https://www.supercompressor.com – By Joe McGauley
Drones get a get bad rap. Yes, they’ve enabled some next-level Big Brother surveillance and yes, they’re employed to conduct absolutely terrifying bombing campaigns, but like a troubled, maligned starlet, everyone really wants to see them change for the better.
Here are the eight ways unmanned aerial vehicles can and should be used to spread good. Keep reading if you care about pizza and/or saving all the animals.
1. Bring people back to life
As rapid as a normal 911 response is, there are plenty of medical emergencies that must be dealt with during the 10 minutes it takes an ambulance to arrive. Enter the Ambulance Drone, a recently unveiled concept designed to zoom to the GPS coordinates of an emergency call with a load of EMS-standard supplies, including a defibrillator. It’s also equipped with a microphone and speakers so a medical professional on the other end can provide simple instructions to revive or stabilize a victim. Less dead people = good thing.
2. Put out wildfires
It’s no surprise that fighting a raging forest fire is both wildly dangerous and seriously complicated. Flames flare up unexpectedly, conditions change rapidly, and communication to people on the ground gets mucked up in thick clouds of smoke. That’s where the drones come in, collecting and sending info on wind conditions up close in real time. Down the road, they may even help snuff flames out themselves with robotic precision.
3. Save the planet
Starting in 2013, NASA began sending remote-controlled planes filled with monitoring equipment to the edge of the atmosphere to do some unprecedented measurements on the thickness of the tropopause—the fluid layer between the stratosphere and troposphere. Translation for those of us without degrees in atmospheric science: they’re checking to see how water vapor and ozone interact, and thus the possibility of retroactively curbing climate change.
4. Transport medical supplies to hard-to-reach locales
Around the world right now, over one billion people live without simple access to roads, which means over one billion people are potentially too remote to receive emergency aid.

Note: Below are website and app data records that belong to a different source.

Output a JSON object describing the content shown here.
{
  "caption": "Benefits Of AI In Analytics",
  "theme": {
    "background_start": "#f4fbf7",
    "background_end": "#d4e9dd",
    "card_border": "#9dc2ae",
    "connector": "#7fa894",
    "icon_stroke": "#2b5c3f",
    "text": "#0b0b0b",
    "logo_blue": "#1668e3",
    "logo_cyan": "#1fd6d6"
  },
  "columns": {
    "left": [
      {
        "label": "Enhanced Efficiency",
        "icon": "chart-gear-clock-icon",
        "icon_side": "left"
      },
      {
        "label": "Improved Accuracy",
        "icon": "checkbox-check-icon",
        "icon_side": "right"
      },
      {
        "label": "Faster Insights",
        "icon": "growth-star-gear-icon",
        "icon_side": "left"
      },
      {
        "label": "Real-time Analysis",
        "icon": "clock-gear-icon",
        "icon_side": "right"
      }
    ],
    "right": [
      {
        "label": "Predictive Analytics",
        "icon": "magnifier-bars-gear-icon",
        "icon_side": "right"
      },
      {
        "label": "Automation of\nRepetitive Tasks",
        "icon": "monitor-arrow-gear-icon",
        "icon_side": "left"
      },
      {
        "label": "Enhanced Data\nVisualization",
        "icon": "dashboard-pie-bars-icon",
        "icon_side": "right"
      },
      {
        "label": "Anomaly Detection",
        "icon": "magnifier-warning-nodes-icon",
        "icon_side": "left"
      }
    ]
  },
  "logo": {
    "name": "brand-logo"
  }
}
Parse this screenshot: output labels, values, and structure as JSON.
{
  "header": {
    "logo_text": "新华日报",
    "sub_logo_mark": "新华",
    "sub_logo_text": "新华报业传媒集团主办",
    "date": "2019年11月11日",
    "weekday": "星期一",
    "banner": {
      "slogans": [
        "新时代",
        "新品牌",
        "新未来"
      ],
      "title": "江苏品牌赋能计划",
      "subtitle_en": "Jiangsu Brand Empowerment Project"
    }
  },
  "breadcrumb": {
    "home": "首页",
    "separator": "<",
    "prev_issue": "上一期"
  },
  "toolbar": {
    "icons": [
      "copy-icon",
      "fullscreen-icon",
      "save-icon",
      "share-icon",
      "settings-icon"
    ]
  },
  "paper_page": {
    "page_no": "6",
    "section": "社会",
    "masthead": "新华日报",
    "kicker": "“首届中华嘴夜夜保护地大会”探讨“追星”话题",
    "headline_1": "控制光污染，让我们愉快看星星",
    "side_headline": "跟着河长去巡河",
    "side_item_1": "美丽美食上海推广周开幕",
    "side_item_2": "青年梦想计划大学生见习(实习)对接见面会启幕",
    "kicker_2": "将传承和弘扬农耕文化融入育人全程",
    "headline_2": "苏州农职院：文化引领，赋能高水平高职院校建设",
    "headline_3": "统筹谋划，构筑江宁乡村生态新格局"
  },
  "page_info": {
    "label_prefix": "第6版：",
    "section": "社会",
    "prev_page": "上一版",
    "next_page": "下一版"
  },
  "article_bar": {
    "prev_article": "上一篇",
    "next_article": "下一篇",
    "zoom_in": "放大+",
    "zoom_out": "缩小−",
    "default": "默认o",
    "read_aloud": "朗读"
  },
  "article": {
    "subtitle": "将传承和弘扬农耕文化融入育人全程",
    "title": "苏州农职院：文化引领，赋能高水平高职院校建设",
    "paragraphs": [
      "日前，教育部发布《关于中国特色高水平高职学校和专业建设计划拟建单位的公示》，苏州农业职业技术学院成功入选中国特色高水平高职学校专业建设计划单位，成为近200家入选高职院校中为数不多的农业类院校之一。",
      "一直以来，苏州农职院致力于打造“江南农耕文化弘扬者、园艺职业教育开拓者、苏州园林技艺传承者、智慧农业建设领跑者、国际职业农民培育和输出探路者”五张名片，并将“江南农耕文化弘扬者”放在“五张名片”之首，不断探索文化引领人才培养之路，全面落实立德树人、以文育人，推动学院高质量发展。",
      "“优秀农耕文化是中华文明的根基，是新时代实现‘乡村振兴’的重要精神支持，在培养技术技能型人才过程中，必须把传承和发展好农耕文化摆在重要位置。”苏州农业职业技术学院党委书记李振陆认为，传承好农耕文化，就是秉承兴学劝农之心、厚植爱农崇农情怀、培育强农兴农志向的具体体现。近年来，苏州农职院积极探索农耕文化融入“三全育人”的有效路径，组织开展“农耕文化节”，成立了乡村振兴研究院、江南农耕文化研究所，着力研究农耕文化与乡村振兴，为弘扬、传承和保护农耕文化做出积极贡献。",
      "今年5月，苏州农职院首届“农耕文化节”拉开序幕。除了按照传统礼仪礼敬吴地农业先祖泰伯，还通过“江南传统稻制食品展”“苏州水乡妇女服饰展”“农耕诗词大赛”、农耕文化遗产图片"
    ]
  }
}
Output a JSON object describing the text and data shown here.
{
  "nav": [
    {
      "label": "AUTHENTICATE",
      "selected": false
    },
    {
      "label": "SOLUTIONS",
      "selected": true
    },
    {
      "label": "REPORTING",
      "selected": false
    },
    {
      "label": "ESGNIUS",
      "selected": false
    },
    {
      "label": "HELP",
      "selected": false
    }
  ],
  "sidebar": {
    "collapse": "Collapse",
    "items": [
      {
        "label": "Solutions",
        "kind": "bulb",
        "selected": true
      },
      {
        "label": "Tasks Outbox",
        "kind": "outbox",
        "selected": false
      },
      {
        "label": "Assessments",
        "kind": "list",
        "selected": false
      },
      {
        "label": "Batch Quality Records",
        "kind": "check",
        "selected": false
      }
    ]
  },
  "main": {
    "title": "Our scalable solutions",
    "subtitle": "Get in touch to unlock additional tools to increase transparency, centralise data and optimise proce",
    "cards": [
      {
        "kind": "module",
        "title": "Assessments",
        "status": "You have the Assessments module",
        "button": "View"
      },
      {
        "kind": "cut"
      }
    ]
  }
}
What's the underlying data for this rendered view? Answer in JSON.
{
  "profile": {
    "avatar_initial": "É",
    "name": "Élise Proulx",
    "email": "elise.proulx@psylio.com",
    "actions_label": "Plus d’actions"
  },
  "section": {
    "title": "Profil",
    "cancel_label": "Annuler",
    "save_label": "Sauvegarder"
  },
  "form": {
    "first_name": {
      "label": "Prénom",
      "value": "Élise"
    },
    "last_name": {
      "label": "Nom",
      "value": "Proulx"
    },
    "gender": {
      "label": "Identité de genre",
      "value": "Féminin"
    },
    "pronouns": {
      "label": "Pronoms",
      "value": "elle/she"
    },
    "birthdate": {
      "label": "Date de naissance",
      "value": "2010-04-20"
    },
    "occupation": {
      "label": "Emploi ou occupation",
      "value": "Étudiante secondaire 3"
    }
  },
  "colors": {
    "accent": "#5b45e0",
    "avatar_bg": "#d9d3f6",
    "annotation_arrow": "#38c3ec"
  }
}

With the help of upstart drone companies like Matternet, though, that will all change. Its goal is to develop a network of reliable and easy to operate UAVs for organizations like Doctors Without Borders and other aid agencies to deliver urgent supplies in minutes, rather than days or weeks.
5. Deliver snacks
While much has been made of Amazon’s proposed drone delivery program (both good and bad), it’s hard to argue with the prospect of a delicious piping hot pie arriving in minutes wherever you happen to get hungry, with or without a physical address. So far, it’s been experimented with by a few mom and pop pizzerias around the world and even Domino’s in the UK. The future sounds delicious.
6. Make farmers more efficient
Like a protective parent, most farmers are all-consumed with the status of their crops’ health. Traditionally, that means surveying the growing fields with piloted aircraft or satellites, which can get expensive, fast. Having special agricultural drones outfitted to fly low and stream photos/videos, collect soil and water samples, and perhaps even serve as precision crop-dusters could be a game-changer when it comes to high-value crops.
7. Save all the animals
Keeping tabs on endangered species and environments has always been an immensely crucial and difficult gig for biologists and researchers in the field, but it could get a lot easier with help from an army of low-cost camera-equipped drones. By accessing treetops and other hard-to-reach areas without disturbing precious natural habitats the get a rare peek at the day-to-day goings on, like a bionic Jane Goodall. They’re also useful to track movements of hunters in places where poaching is a problem.
8. Entertain us
GoPros have made it easier than ever to capture kickass POV footage, but imagine how much more epic those wild and crazy stunts would look from the unique angle of a drone following every move? That’s exactly what the AirDog does. It’s an auto-stabilizing quadcopter with a camera mount designed to auto-track the movements of whoever’s wearing its tracker wristband.
Joe McGauley is a senior editor at Supercompressor and is waiting for the day his morning coffee is delivered via drone.